#### [Problem]
Only one thing is required: the number of lines in the entries below that contain "nColumn".

──────── Exercise data ────────

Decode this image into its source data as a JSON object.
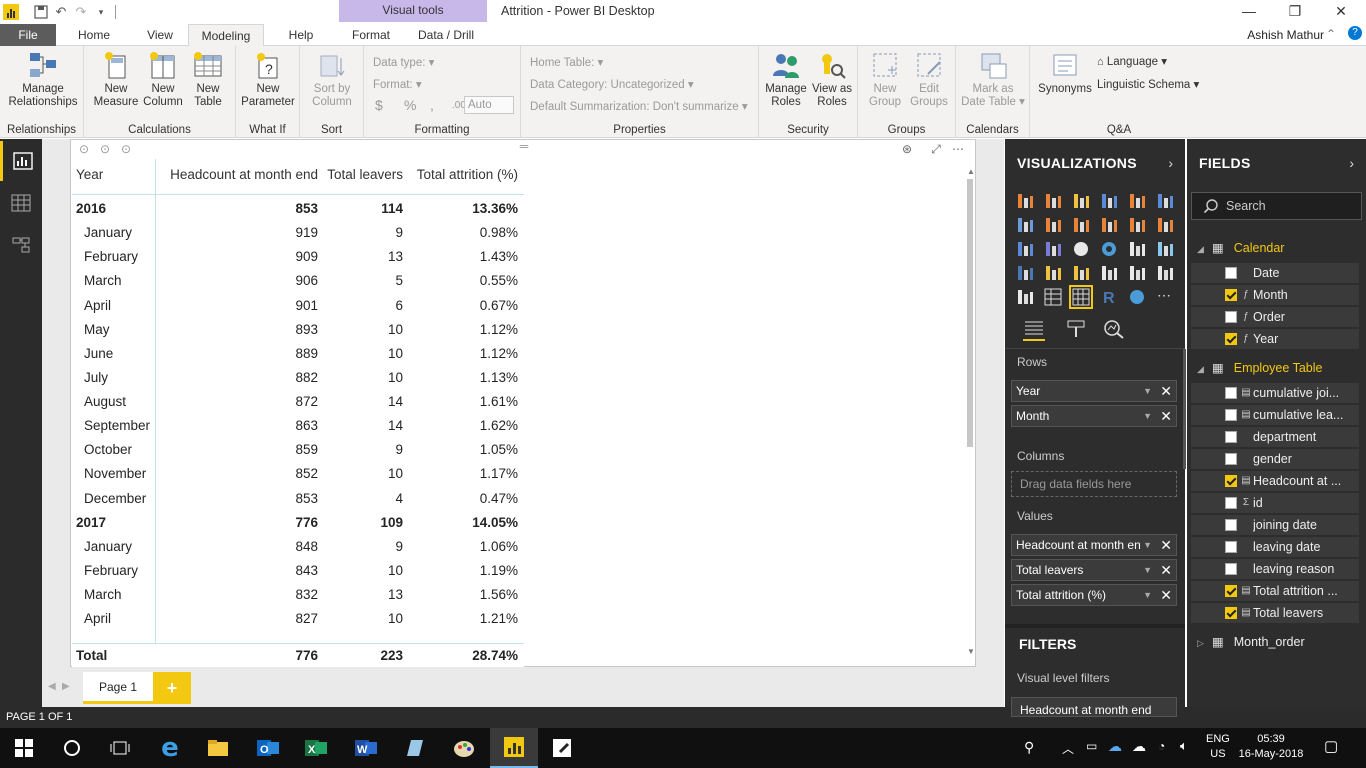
{
  "window": {
    "title": "Attrition - Power BI Desktop",
    "contextual_band": "Visual tools",
    "user": "Ashish Mathur"
  },
  "tabs": [
    "File",
    "Home",
    "View",
    "Modeling",
    "Help",
    "Format",
    "Data / Drill"
  ],
  "ribbon": {
    "relationships": {
      "btn": "Manage\nRelationships",
      "group": "Relationships"
    },
    "calculations": {
      "new_measure": "New\nMeasure",
      "new_column": "New\nColumn",
      "new_table": "New\nTable",
      "group": "Calculations"
    },
    "whatif": {
      "new_parameter": "New\nParameter",
      "group": "What If"
    },
    "sort": {
      "sort_by_column": "Sort by\nColumn",
      "group": "Sort"
    },
    "formatting": {
      "data_type": "Data type:",
      "format": "Format:",
      "currency": "$",
      "percent": "%",
      "comma": ",",
      "decimals": ".00",
      "auto": "Auto",
      "group": "Formatting"
    },
    "properties": {
      "home_table": "Home Table:",
      "data_category": "Data Category: Uncategorized",
      "default_summarization": "Default Summarization: Don't summarize",
      "group": "Properties"
    },
    "security": {
      "manage_roles": "Manage\nRoles",
      "view_as_roles": "View as\nRoles",
      "group": "Security"
    },
    "groups": {
      "new_group": "New\nGroup",
      "edit_groups": "Edit\nGroups",
      "group": "Groups"
    },
    "calendars": {
      "mark_as_date_table": "Mark as\nDate Table",
      "group": "Calendars"
    },
    "qa": {
      "synonyms": "Synonyms",
      "language": "Language",
      "linguistic_schema": "Linguistic Schema",
      "group": "Q&A"
    }
  },
  "matrix": {
    "headers": [
      "Year",
      "Headcount at month end",
      "Total leavers",
      "Total attrition (%)"
    ],
    "rows": [
      {
        "label": "2016",
        "headcount": "853",
        "leavers": "114",
        "attrition": "13.36%",
        "level": 0
      },
      {
        "label": "January",
        "headcount": "919",
        "leavers": "9",
        "attrition": "0.98%",
        "level": 1
      },
      {
        "label": "February",
        "headcount": "909",
        "leavers": "13",
        "attrition": "1.43%",
        "level": 1
      },
      {
        "label": "March",
        "headcount": "906",
        "leavers": "5",
        "attrition": "0.55%",
        "level": 1
      },
      {
        "label": "April",
        "headcount": "901",
        "leavers": "6",
        "attrition": "0.67%",
        "level": 1
      },
      {
        "label": "May",
        "headcount": "893",
        "leavers": "10",
        "attrition": "1.12%",
        "level": 1
      },
      {
        "label": "June",
        "headcount": "889",
        "leavers": "10",
        "attrition": "1.12%",
        "level": 1
      },
      {
        "label": "July",
        "headcount": "882",
        "leavers": "10",
        "attrition": "1.13%",
        "level": 1
      },
      {
        "label": "August",
        "headcount": "872",
        "leavers": "14",
        "attrition": "1.61%",
        "level": 1
      },
      {
        "label": "September",
        "headcount": "863",
        "leavers": "14",
        "attrition": "1.62%",
        "level": 1
      },
      {
        "label": "October",
        "headcount": "859",
        "leavers": "9",
        "attrition": "1.05%",
        "level": 1
      },
      {
        "label": "November",
        "headcount": "852",
        "leavers": "10",
        "attrition": "1.17%",
        "level": 1
      },
      {
        "label": "December",
        "headcount": "853",
        "leavers": "4",
        "attrition": "0.47%",
        "level": 1
      },
      {
        "label": "2017",
        "headcount": "776",
        "leavers": "109",
        "attrition": "14.05%",
        "level": 0
      },
      {
        "label": "January",
        "headcount": "848",
        "leavers": "9",
        "attrition": "1.06%",
        "level": 1
      },
      {
        "label": "February",
        "headcount": "843",
        "leavers": "10",
        "attrition": "1.19%",
        "level": 1
      },
      {
        "label": "March",
        "headcount": "832",
        "leavers": "13",
        "attrition": "1.56%",
        "level": 1
      },
      {
        "label": "April",
        "headcount": "827",
        "leavers": "10",
        "attrition": "1.21%",
        "level": 1
      }
    ],
    "total": {
      "label": "Total",
      "headcount": "776",
      "leavers": "223",
      "attrition": "28.74%"
    }
  },
  "pages": {
    "current": "Page 1",
    "add": "+",
    "status": "PAGE 1 OF 1"
  },
  "visualizations": {
    "title": "VISUALIZATIONS",
    "rows_label": "Rows",
    "rows": [
      "Year",
      "Month"
    ],
    "columns_label": "Columns",
    "columns_placeholder": "Drag data fields here",
    "values_label": "Values",
    "values": [
      "Headcount at month en",
      "Total leavers",
      "Total attrition (%)"
    ],
    "filters_title": "FILTERS",
    "visual_level_filters": "Visual level filters",
    "filter_item": "Headcount at month end"
  },
  "fields": {
    "title": "FIELDS",
    "search_placeholder": "Search",
    "tables": [
      {
        "name": "Calendar",
        "expanded": true,
        "fields": [
          {
            "name": "Date",
            "checked": false,
            "type": ""
          },
          {
            "name": "Month",
            "checked": true,
            "type": "fx"
          },
          {
            "name": "Order",
            "checked": false,
            "type": "fx"
          },
          {
            "name": "Year",
            "checked": true,
            "type": "fx"
          }
        ]
      },
      {
        "name": "Employee Table",
        "expanded": true,
        "fields": [
          {
            "name": "cumulative joi...",
            "checked": false,
            "type": "calc"
          },
          {
            "name": "cumulative lea...",
            "checked": false,
            "type": "calc"
          },
          {
            "name": "department",
            "checked": false,
            "type": ""
          },
          {
            "name": "gender",
            "checked": false,
            "type": ""
          },
          {
            "name": "Headcount at ...",
            "checked": true,
            "type": "calc"
          },
          {
            "name": "id",
            "checked": false,
            "type": "sigma"
          },
          {
            "name": "joining date",
            "checked": false,
            "type": ""
          },
          {
            "name": "leaving date",
            "checked": false,
            "type": ""
          },
          {
            "name": "leaving reason",
            "checked": false,
            "type": ""
          },
          {
            "name": "Total attrition ...",
            "checked": true,
            "type": "calc"
          },
          {
            "name": "Total leavers",
            "checked": true,
            "type": "calc"
          }
        ]
      },
      {
        "name": "Month_order",
        "expanded": false,
        "fields": []
      }
    ]
  },
  "taskbar": {
    "language": "ENG",
    "region": "US",
    "time": "05:39",
    "date": "16-May-2018"
  },
  "colors": {
    "accent": "#f2c811",
    "pane_bg": "#2d2d2d",
    "visual_tools": "#c8b8ea",
    "file_tab": "#5c5c5c"
  }
}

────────

#### [Response to this exercise]
2